*Requirement:*
The reply should contain all the data below, repeated exactly, and none of the images.

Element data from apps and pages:
+-------+

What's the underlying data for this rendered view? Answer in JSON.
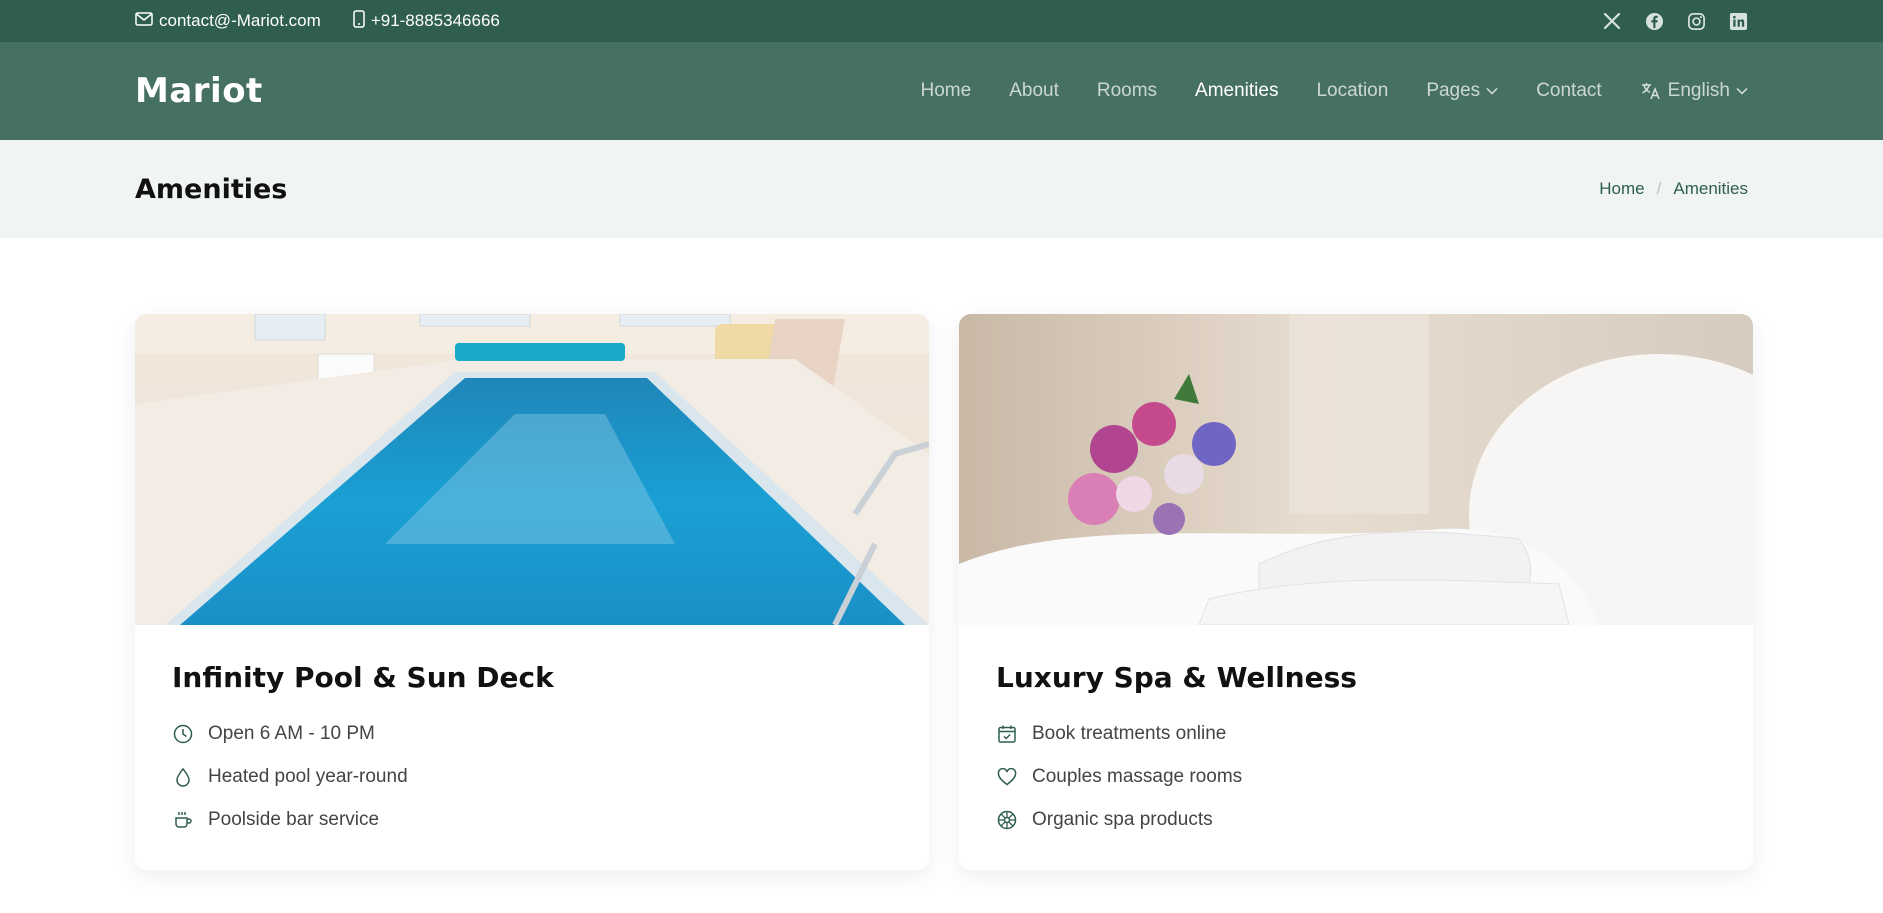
{
  "topbar": {
    "email": "contact@-Mariot.com",
    "phone": "+91-8885346666",
    "socials": [
      "x-icon",
      "facebook-icon",
      "instagram-icon",
      "linkedin-icon"
    ]
  },
  "navbar": {
    "brand": "Mariot",
    "items": [
      {
        "label": "Home"
      },
      {
        "label": "About"
      },
      {
        "label": "Rooms"
      },
      {
        "label": "Amenities",
        "active": true
      },
      {
        "label": "Location"
      },
      {
        "label": "Pages"
      },
      {
        "label": "Contact"
      },
      {
        "label": "English"
      }
    ]
  },
  "page_header": {
    "title": "Amenities",
    "breadcrumb": {
      "home": "Home",
      "current": "Amenities"
    }
  },
  "cards": [
    {
      "title": "Infinity Pool & Sun Deck",
      "image": "indoor-pool-photo",
      "features": [
        {
          "icon": "clock-icon",
          "text": "Open 6 AM - 10 PM"
        },
        {
          "icon": "droplet-icon",
          "text": "Heated pool year-round"
        },
        {
          "icon": "cup-icon",
          "text": "Poolside bar service"
        }
      ]
    },
    {
      "title": "Luxury Spa & Wellness",
      "image": "spa-towels-flowers-photo",
      "features": [
        {
          "icon": "calendar-check-icon",
          "text": "Book treatments online"
        },
        {
          "icon": "heart-icon",
          "text": "Couples massage rooms"
        },
        {
          "icon": "flower-icon",
          "text": "Organic spa products"
        }
      ]
    }
  ],
  "colors": {
    "topbar_bg": "#2f5e50",
    "navbar_bg": "#467061",
    "header_bg": "#f0f4f3",
    "accent": "#2f5e50"
  }
}
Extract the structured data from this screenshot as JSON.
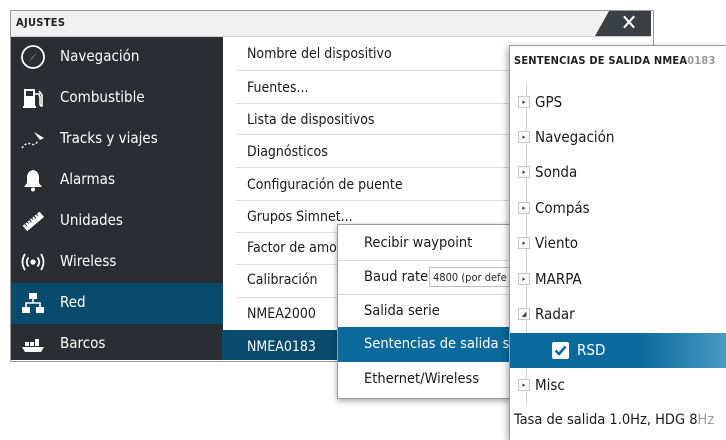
{
  "window": {
    "title": "AJUSTES",
    "close_glyph": "✕"
  },
  "sidebar": {
    "items": [
      {
        "label": "Navegación",
        "icon": "compass-icon"
      },
      {
        "label": "Combustible",
        "icon": "fuel-pump-icon"
      },
      {
        "label": "Tracks y viajes",
        "icon": "track-icon"
      },
      {
        "label": "Alarmas",
        "icon": "bell-icon"
      },
      {
        "label": "Unidades",
        "icon": "ruler-icon"
      },
      {
        "label": "Wireless",
        "icon": "wireless-icon"
      },
      {
        "label": "Red",
        "icon": "network-icon",
        "selected": true
      },
      {
        "label": "Barcos",
        "icon": "ships-icon"
      }
    ]
  },
  "network_menu": {
    "items": [
      "Nombre del dispositivo",
      "Fuentes...",
      "Lista de dispositivos",
      "Diagnósticos",
      "Configuración de puente",
      "Grupos Simnet...",
      "Factor de amor",
      "Calibración",
      "NMEA2000",
      "NMEA0183"
    ],
    "selected": "NMEA0183"
  },
  "nmea0183_menu": {
    "items": [
      {
        "label": "Recibir waypoint"
      },
      {
        "label": "Baud rate",
        "value": "4800 (por defe"
      },
      {
        "label": "Salida serie"
      },
      {
        "label": "Sentencias de salida se",
        "selected": true
      },
      {
        "label": "Ethernet/Wireless"
      }
    ]
  },
  "output_sentences": {
    "title_main": "SENTENCIAS DE SALIDA NMEA",
    "title_dim": "0183",
    "tree": [
      {
        "label": "GPS",
        "expanded": false
      },
      {
        "label": "Navegación",
        "expanded": false
      },
      {
        "label": "Sonda",
        "expanded": false
      },
      {
        "label": "Compás",
        "expanded": false
      },
      {
        "label": "Viento",
        "expanded": false
      },
      {
        "label": "MARPA",
        "expanded": false
      },
      {
        "label": "Radar",
        "expanded": true
      },
      {
        "label": "Misc",
        "expanded": false
      }
    ],
    "rsd": {
      "label": "RSD",
      "checked": true
    },
    "footer_main": "Tasa de salida 1.0Hz, HDG 8",
    "footer_dim": "Hz",
    "triangle_collapsed": "▸",
    "triangle_expanded": "◢",
    "checkmark": "✔"
  },
  "colors": {
    "sidebar_bg": "#2a2d31",
    "selected_dark": "#084b6d",
    "selected_accent": "#0a6a9c"
  }
}
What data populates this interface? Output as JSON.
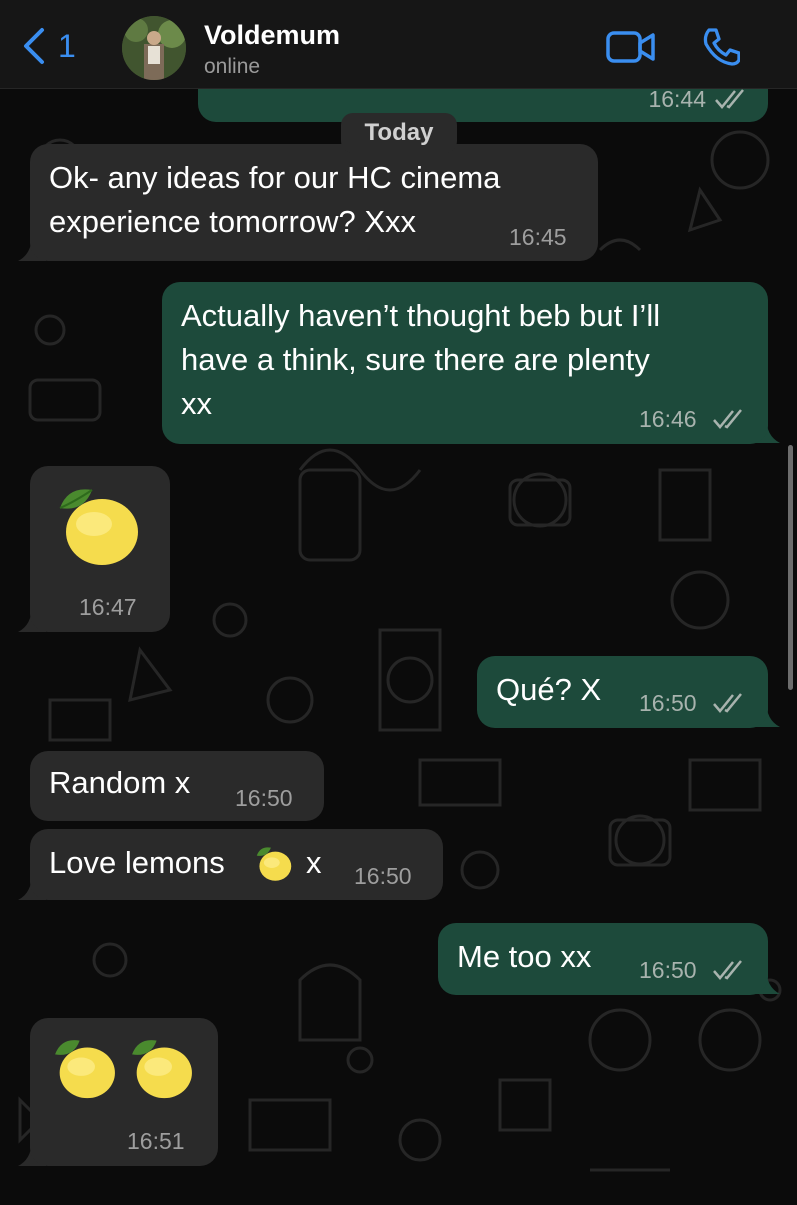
{
  "header": {
    "back_count": "1",
    "contact_name": "Voldemum",
    "status": "online"
  },
  "date_separator": "Today",
  "messages": [
    {
      "direction": "outgoing",
      "lines": [],
      "time": "16:44",
      "read": true
    },
    {
      "direction": "incoming",
      "lines": [
        "Ok- any ideas for our HC cinema",
        "experience tomorrow? Xxx"
      ],
      "time": "16:45"
    },
    {
      "direction": "outgoing",
      "lines": [
        "Actually haven’t thought beb but I’ll",
        "have a think, sure there are plenty",
        "xx"
      ],
      "time": "16:46",
      "read": true
    },
    {
      "direction": "incoming",
      "emoji": "lemon",
      "emoji_count": 1,
      "time": "16:47"
    },
    {
      "direction": "outgoing",
      "lines": [
        "Qué? X"
      ],
      "time": "16:50",
      "read": true
    },
    {
      "direction": "incoming",
      "lines": [
        "Random x"
      ],
      "time": "16:50"
    },
    {
      "direction": "incoming",
      "text_before": "Love lemons",
      "emoji": "lemon",
      "text_after": "x",
      "time": "16:50"
    },
    {
      "direction": "outgoing",
      "lines": [
        "Me too xx"
      ],
      "time": "16:50",
      "read": true
    },
    {
      "direction": "incoming",
      "emoji": "lemon",
      "emoji_count": 2,
      "time": "16:51"
    }
  ],
  "colors": {
    "accent": "#3a8ef0",
    "incoming_bubble": "#2a2a2a",
    "outgoing_bubble": "#1d4a3b",
    "read_ticks": "#a8b3ae"
  },
  "icons": [
    "back-chevron-icon",
    "video-call-icon",
    "phone-icon",
    "double-check-icon",
    "lemon-emoji"
  ]
}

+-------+

*Exercise solution:*
What's the underlying data for this rendered view? Answer in JSON.
{
  "topbar": {
    "email": "contact@-Mariot.com",
    "phone": "+91-8885346666",
    "socials": [
      "x-icon",
      "facebook-icon",
      "instagram-icon",
      "linkedin-icon"
    ]
  },
  "navbar": {
    "brand": "Mariot",
    "items": [
      {
        "label": "Home"
      },
      {
        "label": "About"
      },
      {
        "label": "Rooms"
      },
      {
        "label": "Amenities",
        "active": true
      },
      {
        "label": "Location"
      },
      {
        "label": "Pages"
      },
      {
        "label": "Contact"
      },
      {
        "label": "English"
      }
    ]
  },
  "page_header": {
    "title": "Amenities",
    "breadcrumb": {
      "home": "Home",
      "current": "Amenities"
    }
  },
  "cards": [
    {
      "title": "Infinity Pool & Sun Deck",
      "image": "indoor-pool-photo",
      "features": [
        {
          "icon": "clock-icon",
          "text": "Open 6 AM - 10 PM"
        },
        {
          "icon": "droplet-icon",
          "text": "Heated pool year-round"
        },
        {
          "icon": "cup-icon",
          "text": "Poolside bar service"
        }
      ]
    },
    {
      "title": "Luxury Spa & Wellness",
      "image": "spa-towels-flowers-photo",
      "features": [
        {
          "icon": "calendar-check-icon",
          "text": "Book treatments online"
        },
        {
          "icon": "heart-icon",
          "text": "Couples massage rooms"
        },
        {
          "icon": "flower-icon",
          "text": "Organic spa products"
        }
      ]
    }
  ],
  "colors": {
    "topbar_bg": "#2f5e50",
    "navbar_bg": "#467061",
    "header_bg": "#f0f4f3",
    "accent": "#2f5e50"
  }
}
Extract the structured data from this screenshot as JSON.
{
  "window": {
    "title": "AJUSTES",
    "close_glyph": "✕"
  },
  "sidebar": {
    "items": [
      {
        "label": "Navegación",
        "icon": "compass-icon"
      },
      {
        "label": "Combustible",
        "icon": "fuel-pump-icon"
      },
      {
        "label": "Tracks y viajes",
        "icon": "track-icon"
      },
      {
        "label": "Alarmas",
        "icon": "bell-icon"
      },
      {
        "label": "Unidades",
        "icon": "ruler-icon"
      },
      {
        "label": "Wireless",
        "icon": "wireless-icon"
      },
      {
        "label": "Red",
        "icon": "network-icon",
        "selected": true
      },
      {
        "label": "Barcos",
        "icon": "ships-icon"
      }
    ]
  },
  "network_menu": {
    "items": [
      "Nombre del dispositivo",
      "Fuentes...",
      "Lista de dispositivos",
      "Diagnósticos",
      "Configuración de puente",
      "Grupos Simnet...",
      "Factor de amor",
      "Calibración",
      "NMEA2000",
      "NMEA0183"
    ],
    "selected": "NMEA0183"
  },
  "nmea0183_menu": {
    "items": [
      {
        "label": "Recibir waypoint"
      },
      {
        "label": "Baud rate",
        "value": "4800 (por defe"
      },
      {
        "label": "Salida serie"
      },
      {
        "label": "Sentencias de salida se",
        "selected": true
      },
      {
        "label": "Ethernet/Wireless"
      }
    ]
  },
  "output_sentences": {
    "title_main": "SENTENCIAS DE SALIDA NMEA",
    "title_dim": "0183",
    "tree": [
      {
        "label": "GPS",
        "expanded": false
      },
      {
        "label": "Navegación",
        "expanded": false
      },
      {
        "label": "Sonda",
        "expanded": false
      },
      {
        "label": "Compás",
        "expanded": false
      },
      {
        "label": "Viento",
        "expanded": false
      },
      {
        "label": "MARPA",
        "expanded": false
      },
      {
        "label": "Radar",
        "expanded": true
      },
      {
        "label": "Misc",
        "expanded": false
      }
    ],
    "rsd": {
      "label": "RSD",
      "checked": true
    },
    "footer_main": "Tasa de salida 1.0Hz, HDG 8",
    "footer_dim": "Hz",
    "triangle_collapsed": "▸",
    "triangle_expanded": "◢",
    "checkmark": "✔"
  },
  "colors": {
    "sidebar_bg": "#2a2d31",
    "selected_dark": "#084b6d",
    "selected_accent": "#0a6a9c"
  }
}
What data populates this interface? Output as JSON.
{
  "header": {
    "back_count": "1",
    "contact_name": "Voldemum",
    "status": "online"
  },
  "date_separator": "Today",
  "messages": [
    {
      "direction": "outgoing",
      "lines": [],
      "time": "16:44",
      "read": true
    },
    {
      "direction": "incoming",
      "lines": [
        "Ok- any ideas for our HC cinema",
        "experience tomorrow? Xxx"
      ],
      "time": "16:45"
    },
    {
      "direction": "outgoing",
      "lines": [
        "Actually haven’t thought beb but I’ll",
        "have a think, sure there are plenty",
        "xx"
      ],
      "time": "16:46",
      "read": true
    },
    {
      "direction": "incoming",
      "emoji": "lemon",
      "emoji_count": 1,
      "time": "16:47"
    },
    {
      "direction": "outgoing",
      "lines": [
        "Qué? X"
      ],
      "time": "16:50",
      "read": true
    },
    {
      "direction": "incoming",
      "lines": [
        "Random x"
      ],
      "time": "16:50"
    },
    {
      "direction": "incoming",
      "text_before": "Love lemons",
      "emoji": "lemon",
      "text_after": "x",
      "time": "16:50"
    },
    {
      "direction": "outgoing",
      "lines": [
        "Me too xx"
      ],
      "time": "16:50",
      "read": true
    },
    {
      "direction": "incoming",
      "emoji": "lemon",
      "emoji_count": 2,
      "time": "16:51"
    }
  ],
  "colors": {
    "accent": "#3a8ef0",
    "incoming_bubble": "#2a2a2a",
    "outgoing_bubble": "#1d4a3b",
    "read_ticks": "#a8b3ae"
  },
  "icons": [
    "back-chevron-icon",
    "video-call-icon",
    "phone-icon",
    "double-check-icon",
    "lemon-emoji"
  ]
}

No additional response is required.